**RECORDS FOR THE EXERCISE**:
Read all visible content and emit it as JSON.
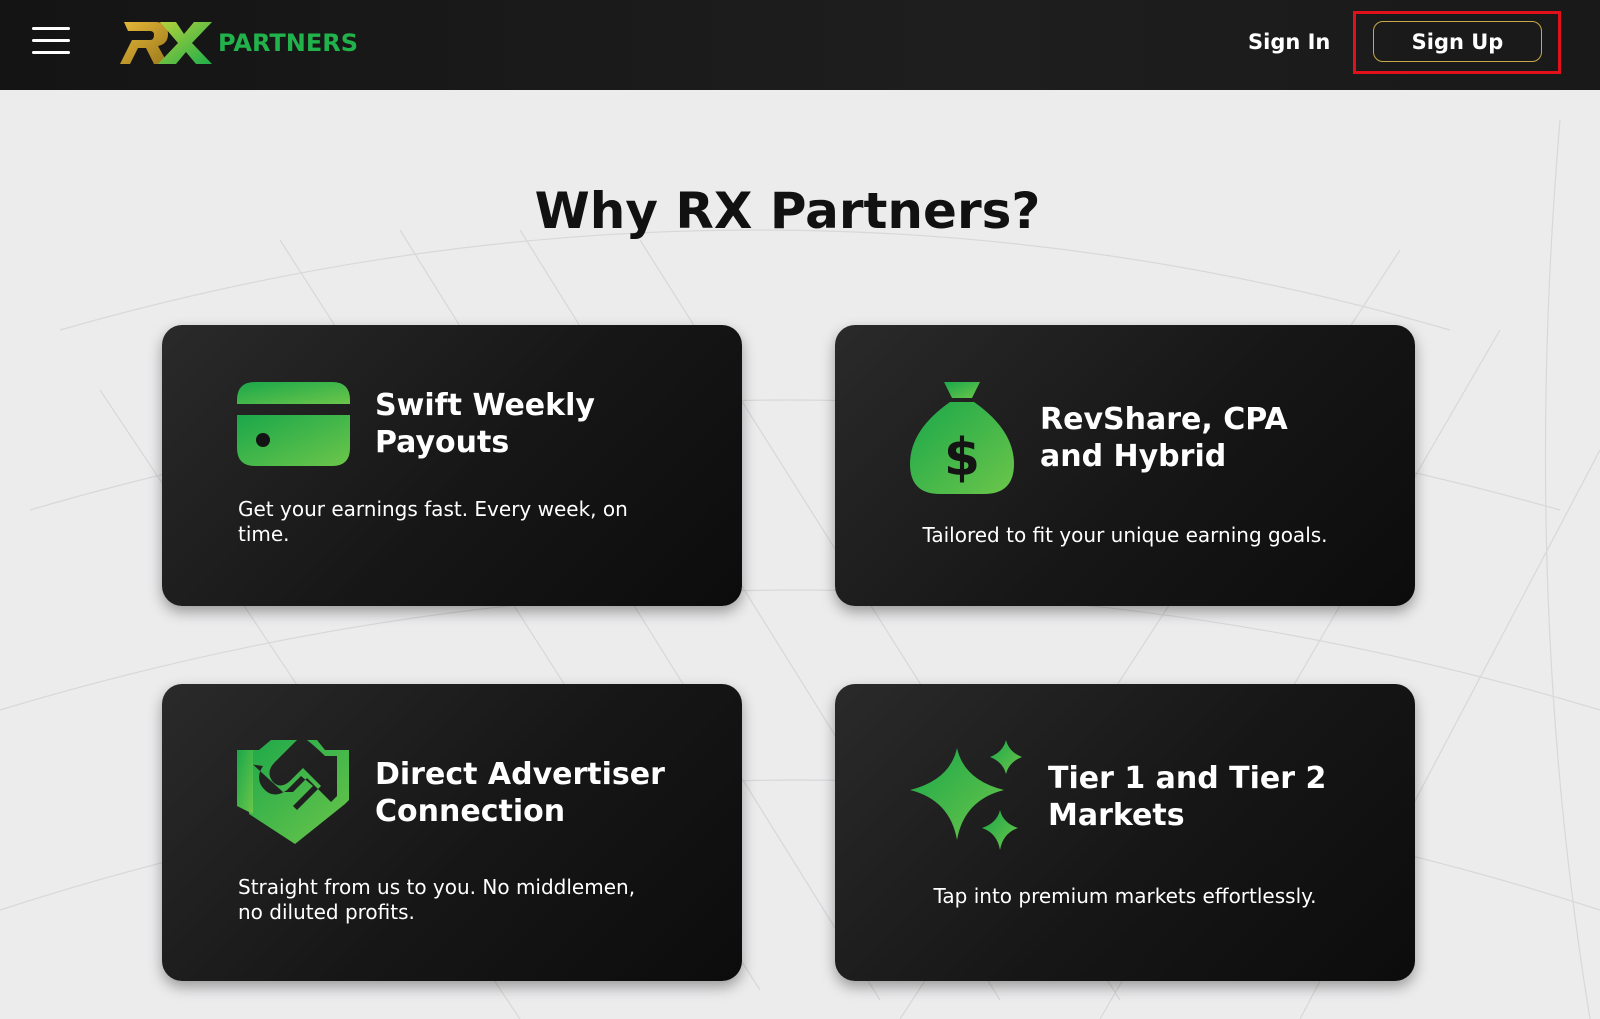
{
  "header": {
    "logo_text": "PARTNERS",
    "sign_in_label": "Sign In",
    "sign_up_label": "Sign Up"
  },
  "main": {
    "heading": "Why RX Partners?",
    "cards": [
      {
        "title_line1": "Swift Weekly",
        "title_line2": "Payouts",
        "description": "Get your earnings fast. Every week, on time.",
        "icon": "credit-card-icon"
      },
      {
        "title_line1": "RevShare, CPA",
        "title_line2": "and Hybrid",
        "description": "Tailored to fit your unique earning goals.",
        "icon": "money-bag-icon"
      },
      {
        "title_line1": "Direct Advertiser",
        "title_line2": "Connection",
        "description": "Straight from us to you. No middlemen, no diluted profits.",
        "icon": "handshake-icon"
      },
      {
        "title_line1": "Tier 1 and Tier 2",
        "title_line2": "Markets",
        "description": "Tap into premium markets effortlessly.",
        "icon": "sparkles-icon"
      }
    ]
  },
  "colors": {
    "accent_green": "#22b24c",
    "gold": "#c6a94a",
    "highlight_red": "#e0111a"
  }
}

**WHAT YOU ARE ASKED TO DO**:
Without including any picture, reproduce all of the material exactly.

**EXERCISE RESULT**:
Read all visible content and emit it as JSON.
{
  "header": {
    "logo_text": "PARTNERS",
    "sign_in_label": "Sign In",
    "sign_up_label": "Sign Up"
  },
  "main": {
    "heading": "Why RX Partners?",
    "cards": [
      {
        "title_line1": "Swift Weekly",
        "title_line2": "Payouts",
        "description": "Get your earnings fast. Every week, on time.",
        "icon": "credit-card-icon"
      },
      {
        "title_line1": "RevShare, CPA",
        "title_line2": "and Hybrid",
        "description": "Tailored to fit your unique earning goals.",
        "icon": "money-bag-icon"
      },
      {
        "title_line1": "Direct Advertiser",
        "title_line2": "Connection",
        "description": "Straight from us to you. No middlemen, no diluted profits.",
        "icon": "handshake-icon"
      },
      {
        "title_line1": "Tier 1 and Tier 2",
        "title_line2": "Markets",
        "description": "Tap into premium markets effortlessly.",
        "icon": "sparkles-icon"
      }
    ]
  },
  "colors": {
    "accent_green": "#22b24c",
    "gold": "#c6a94a",
    "highlight_red": "#e0111a"
  }
}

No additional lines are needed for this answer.